Mental Health and the Sea

Not many people know this, but when I was in my second year of University, I was deeply unhappy. I was 19 years old and had left home at 18 to go to University like everyone else. When I left home, it coincided with my parents going through a divorce, years of secrets and deception being discovered, my family home and base sold and within the first year of my degree, an accident one night where I fell on a glass bottle, which severed one of the nerves of my right hand. To say 2001 was a dark year for me would be an understatement.

Susie Rodgers Profile

I lost my independence, because I only have one hand and had to go back to living with my mum and her doing everything for me. What should have been an exciting new chapter in my life, was turning out to be a living hell. Looking back at that time, I should have sought help.

However, I carried on quietly, sinking into a deep depression in my second year, unable to connect with anyone; friendless and adrift.

Swimming became my saviour that year, long before I even started my journey at elite level. I joined the local disability swimming club purely for a social connection and something different.

I was at University in Newcastle and the sea was close by. I remember distinctly one night, at 3am in the morning, lying in a fog of complete desperation and unhappiness, so alone and isolated and I just got up, through my insomnia which had lasted weeks, got in my car and drove towards the coast. I parked the car on the edge and got out.

There was a moment where I just looked at the dark, beautiful mass in front of me, softly lapping on the shore below, gentle noises of nature all around me and I considered going in there to be consumed, to forget my problems and to not have to face them again. In that moment though, standing alone, I was acutely aware of the smell of the salt in the air, the freshness, the gentle soothing noise, the beautiful way that the water was shifting and moving around as one enormous mass.

It reminded me of my love of water and the ocean and that if in that moment, I could still find a shred of happiness or a little bit of salvation here, then there was hope. I got back in my car and drove home.

Fast forward over a year later for my 21st birthday, my Mum and sister surprised me with a trip to the Maldives. It cost the earth, but it was an incredible week living in a hut that jutted over a coral reef, a tiny island in the middle of nowhere.

At night, I would sit on the steps of the ladder down to the water and watch for hours as the nurse and reef sharks swam elegantly beneath. I find being in the sea and watching the water quite meditative and think it has transformative impacts on the mind.

That is why I believe so strongly that we need to protect it. In a world of stress, social media, fast pace, we have lost our way and connection with nature. I still listen to ambient sounds of nature on my phone on a loop when I am on the underground or if it is busy somewhere. That is the power of nature for me. During the Rio 2016 Paralympic Games, I used nature sounds at night to stave off the insomnia that creeps in slowly still whenever I am anxious or under stress.

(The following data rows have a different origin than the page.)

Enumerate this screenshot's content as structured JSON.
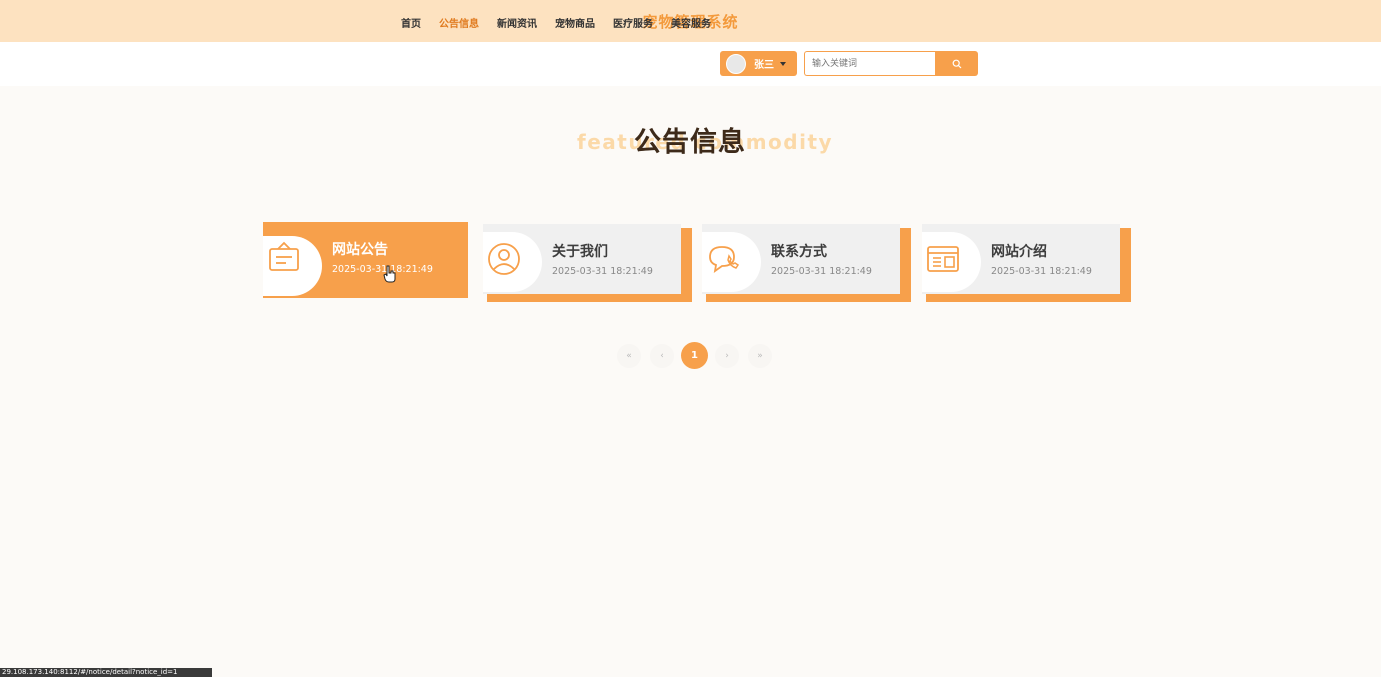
{
  "header": {
    "site_title": "宠物管理系统"
  },
  "nav": {
    "items": [
      {
        "label": "首页",
        "active": false
      },
      {
        "label": "公告信息",
        "active": true
      },
      {
        "label": "新闻资讯",
        "active": false
      },
      {
        "label": "宠物商品",
        "active": false
      },
      {
        "label": "医疗服务",
        "active": false
      },
      {
        "label": "美容服务",
        "active": false
      }
    ],
    "user_name": "张三",
    "search_placeholder": "输入关键词"
  },
  "section": {
    "title": "公告信息",
    "subtitle_bg": "featured commodity"
  },
  "cards": [
    {
      "title": "网站公告",
      "date": "2025-03-31 18:21:49",
      "icon": "notice-board-icon"
    },
    {
      "title": "关于我们",
      "date": "2025-03-31 18:21:49",
      "icon": "user-circle-icon"
    },
    {
      "title": "联系方式",
      "date": "2025-03-31 18:21:49",
      "icon": "phone-chat-icon"
    },
    {
      "title": "网站介绍",
      "date": "2025-03-31 18:21:49",
      "icon": "browser-window-icon"
    }
  ],
  "pagination": {
    "first": "«",
    "prev": "‹",
    "current": "1",
    "next": "›",
    "last": "»"
  },
  "status_bar": {
    "url": "29.108.173.140:8112/#/notice/detail?notice_id=1"
  },
  "colors": {
    "accent": "#f7a04b",
    "header_bg": "#fde2c0",
    "active_nav": "#e07b1f"
  }
}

You see children at the beach so excited to be there, you see adults smiling in the sunshine. The ocean connects people, it brings families together, to marvel at the beauty and wildlife. It brings out happy memories for most people. It is said that open water swimming in cold water can have a positive impact on people’s anxiety levels. I am not sure of the science around this but certainly have read about it more than a few times.

It is easy to forget sometimes the beauty on this earth and to be consumed in our minds and thoughts, as I was, back at University. That is understandable because trauma and anxiety are real and can be debilitating.

But for me personally, whenever I need a positive injection in my mind, I try to get to water and if possible, to the ocean. It instantly distracts and reminds me that there is something I truly love right in front of me and it hopefully, if we look after it, will always be there and I find that thought so comforting.